    For me, the difference was in how they felt when riding over rough roads, gravel, etc. The CF frames, especially the good ones, absorbed those nicely. The Ti frames, in my experience, generally transmitted more high-frequency road vibration to key contact points like saddle and handlebars. I like to do occasionaly long-ish (~100-mile) rides, and I think I'd feel a bit more beat up after one of those on Ti than I do after one of those on carbon. On my current CF frame (Trek Madone SL) I can do a century, and while the legs may be tired and sore, the rest of me feels great.

    I have heard anecdotally that some Ti frames suffer from rather flexy bottom brackets. I never experienced this, but I weigh about 145 pounds, so my experiences may not be representative of what a heavier rider would feel.

  25. #25
    Senior Member CrossChain's Avatar
    Join Date
    Jun 2006
    Posts
    2,024
    Mentioned
    0 Post(s)
    Tagged
    0 Thread(s)
    Quote Originally Posted by Blackberry
    I rode a Rans Velocity in Indiana last week. Man, I felt like a whale among minnows.
    Yes, I can easily see the size thing...especially with that 26" wheel sticking out in front of an already lwb frame. I felt like Casey Jones driving a locomotive. Didn't much care for low speed in traffic, but when I hit some rolling hills in the country that machine really earned the name "velocity". It just flattened those rollers and ate up the road. After adjusting physically to the position and becoming more pedaling efficient, it must be a real gas to ride flats and rolling hills. Steeper climbs would probably feel very slow and awkward, but then on the downhill side..........

    I've ridden recumbents before, and never really felt comfortable sitting down low in traffic. In fact, I felt anxious when passed by trucks. Can't imagine riding a trike as some do.
    Riding and aging don't get easier, you just get slower at slowing down.] (FiftyPlus observation inspired by G. Lemond.)

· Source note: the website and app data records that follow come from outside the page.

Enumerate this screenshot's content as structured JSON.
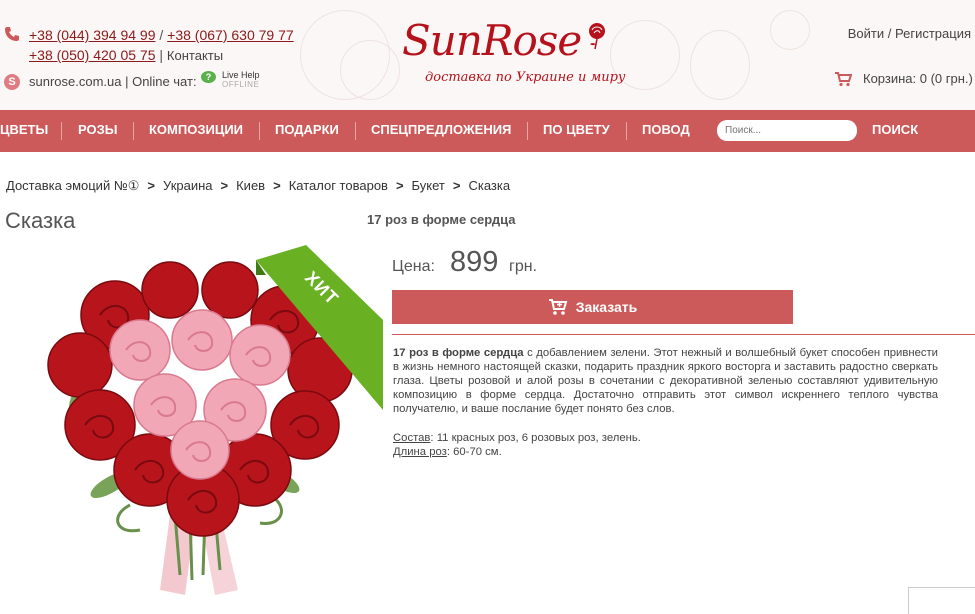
{
  "header": {
    "phone1": "+38 (044) 394 94 99",
    "phone_sep": " / ",
    "phone2": "+38 (067) 630 79 77",
    "phone3": "+38 (050) 420 05 75",
    "contacts_sep": " | ",
    "contacts": "Контакты",
    "site_line": "sunrose.com.ua | Online чат:",
    "live_help": "Live Help",
    "live_help_status": "OFFLINE",
    "logo_text": "SunRose",
    "logo_tagline": "доставка по Украине и миру",
    "login": "Войти",
    "account_sep": " / ",
    "register": "Регистрация",
    "cart": "Корзина: 0 (0 грн.)"
  },
  "nav": {
    "items": [
      "ЦВЕТЫ",
      "РОЗЫ",
      "КОМПОЗИЦИИ",
      "ПОДАРКИ",
      "СПЕЦПРЕДЛОЖЕНИЯ",
      "ПО ЦВЕТУ",
      "ПОВОД"
    ],
    "search_placeholder": "Поиск...",
    "search_button": "ПОИСК"
  },
  "breadcrumb": [
    "Доставка эмоций №①",
    "Украина",
    "Киев",
    "Каталог товаров",
    "Букет",
    "Сказка"
  ],
  "product": {
    "title": "Сказка",
    "subtitle": "17 роз в форме сердца",
    "badge": "ХИТ",
    "price_label": "Цена:",
    "price": "899",
    "currency": "грн.",
    "order_button": "Заказать",
    "desc_bold": "17 роз в форме сердца",
    "desc_text": " с добавлением зелени. Этот нежный и волшебный букет способен привнести в жизнь немного настоящей сказки, подарить праздник яркого восторга и заставить радостно сверкать глаза. Цветы розовой и алой розы в сочетании с декоративной зеленью составляют удивительную композицию в форме сердца. Достаточно отправить этот символ искреннего теплого чувства получателю, и ваше послание будет понято без слов.",
    "composition_label": "Состав",
    "composition_value": ": 11 красных роз, 6 розовых роз, зелень.",
    "length_label": "Длина роз",
    "length_value": ": 60-70 см."
  },
  "colors": {
    "accent": "#cd5a5a",
    "brand": "#b5121b",
    "badge": "#6ab023"
  }
}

Page 1 of 2 12 LastLast

Posting Permissions

  • You may not post new threads
  • You may not post replies
  • You may not post attachments
  • You may not edit your posts
  •